(Stored items from a collection)
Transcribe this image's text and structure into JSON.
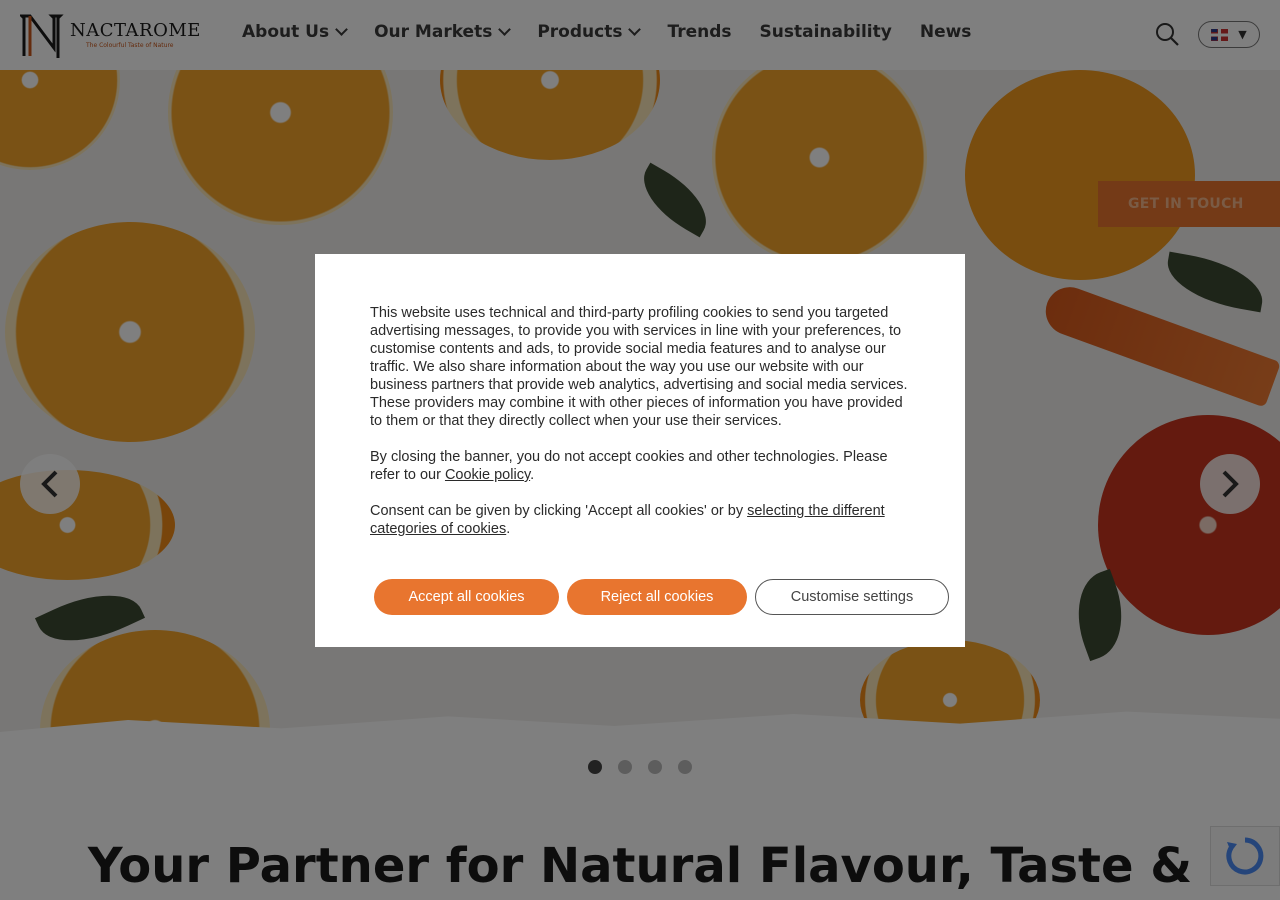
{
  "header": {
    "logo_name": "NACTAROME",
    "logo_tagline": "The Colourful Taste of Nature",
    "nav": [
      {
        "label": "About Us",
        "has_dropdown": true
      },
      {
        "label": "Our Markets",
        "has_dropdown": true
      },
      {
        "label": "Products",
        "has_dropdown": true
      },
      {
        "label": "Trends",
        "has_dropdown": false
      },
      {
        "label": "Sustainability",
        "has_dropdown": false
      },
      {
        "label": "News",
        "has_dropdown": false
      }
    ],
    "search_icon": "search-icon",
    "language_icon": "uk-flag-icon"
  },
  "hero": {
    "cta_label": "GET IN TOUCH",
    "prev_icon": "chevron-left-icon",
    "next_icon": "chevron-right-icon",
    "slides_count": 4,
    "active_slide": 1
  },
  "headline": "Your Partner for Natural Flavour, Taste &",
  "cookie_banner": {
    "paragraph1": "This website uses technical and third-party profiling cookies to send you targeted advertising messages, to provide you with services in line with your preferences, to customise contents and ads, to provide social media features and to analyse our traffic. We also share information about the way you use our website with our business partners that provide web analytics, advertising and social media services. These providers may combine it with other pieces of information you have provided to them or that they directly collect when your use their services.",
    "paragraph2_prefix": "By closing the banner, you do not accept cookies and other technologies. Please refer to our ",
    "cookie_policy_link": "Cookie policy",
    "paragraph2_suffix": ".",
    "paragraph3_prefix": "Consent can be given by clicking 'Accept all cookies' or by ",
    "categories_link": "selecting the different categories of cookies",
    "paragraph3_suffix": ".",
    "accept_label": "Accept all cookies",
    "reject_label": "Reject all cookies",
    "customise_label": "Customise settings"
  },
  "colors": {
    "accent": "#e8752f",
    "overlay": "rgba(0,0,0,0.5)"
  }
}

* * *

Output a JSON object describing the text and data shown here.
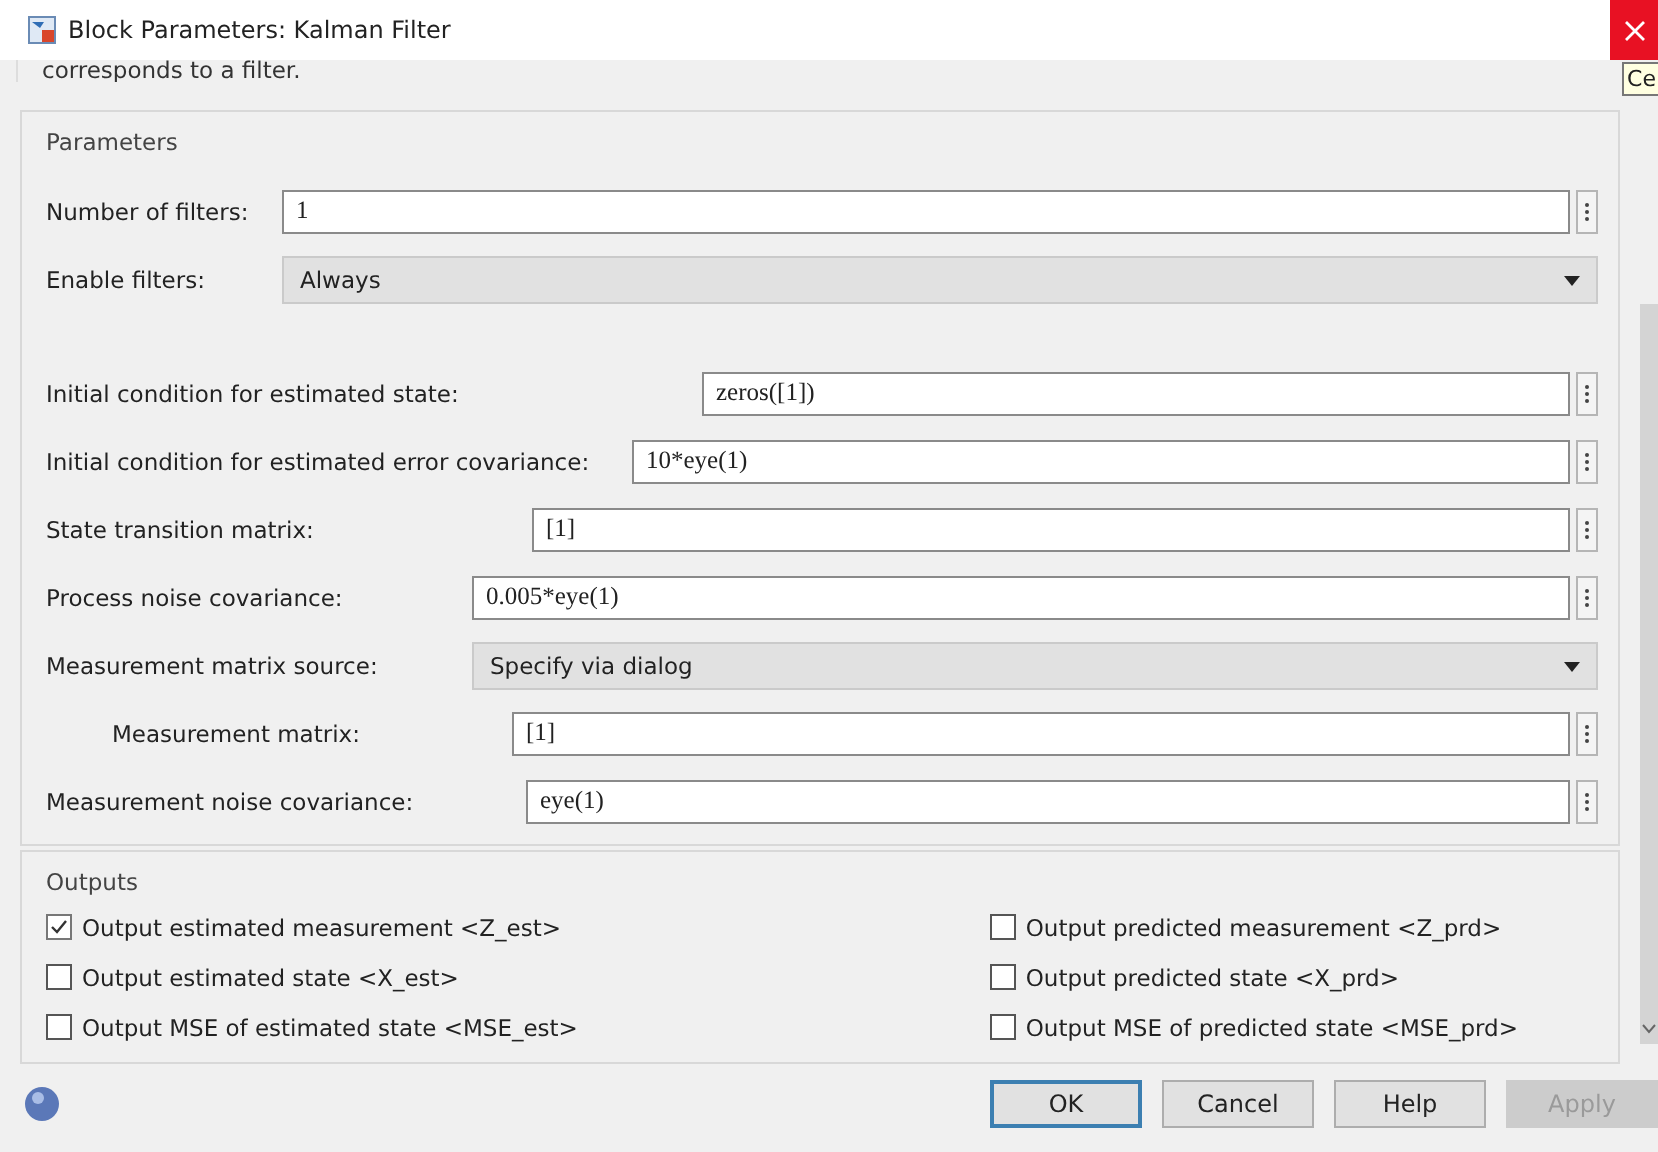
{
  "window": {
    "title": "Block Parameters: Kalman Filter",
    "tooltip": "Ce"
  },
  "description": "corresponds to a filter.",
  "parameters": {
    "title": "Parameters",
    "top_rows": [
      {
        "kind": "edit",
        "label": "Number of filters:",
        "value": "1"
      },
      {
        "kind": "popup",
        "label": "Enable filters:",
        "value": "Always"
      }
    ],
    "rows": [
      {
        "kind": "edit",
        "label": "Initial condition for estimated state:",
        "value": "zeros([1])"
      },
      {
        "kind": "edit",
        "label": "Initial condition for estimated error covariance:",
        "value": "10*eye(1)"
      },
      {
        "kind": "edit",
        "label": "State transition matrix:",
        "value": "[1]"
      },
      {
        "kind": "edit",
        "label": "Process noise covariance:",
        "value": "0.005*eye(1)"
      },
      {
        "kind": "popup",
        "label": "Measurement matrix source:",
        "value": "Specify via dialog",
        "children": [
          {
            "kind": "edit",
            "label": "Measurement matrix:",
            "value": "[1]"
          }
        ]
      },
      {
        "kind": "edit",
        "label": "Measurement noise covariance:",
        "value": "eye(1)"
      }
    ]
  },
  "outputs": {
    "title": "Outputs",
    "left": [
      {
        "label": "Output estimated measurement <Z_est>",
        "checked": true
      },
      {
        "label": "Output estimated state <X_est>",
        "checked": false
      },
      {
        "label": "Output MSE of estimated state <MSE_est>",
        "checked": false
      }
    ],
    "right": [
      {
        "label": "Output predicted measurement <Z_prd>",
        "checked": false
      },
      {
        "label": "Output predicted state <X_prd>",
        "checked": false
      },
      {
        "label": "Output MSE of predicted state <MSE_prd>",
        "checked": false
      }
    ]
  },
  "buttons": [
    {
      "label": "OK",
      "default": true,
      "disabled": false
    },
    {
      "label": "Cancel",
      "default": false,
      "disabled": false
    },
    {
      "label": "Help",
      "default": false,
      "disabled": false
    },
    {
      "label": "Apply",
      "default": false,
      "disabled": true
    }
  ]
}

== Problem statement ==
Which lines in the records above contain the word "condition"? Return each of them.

== Written response ==
        "label": "Initial condition for estimated state:",
        "label": "Initial condition for estimated error covariance:",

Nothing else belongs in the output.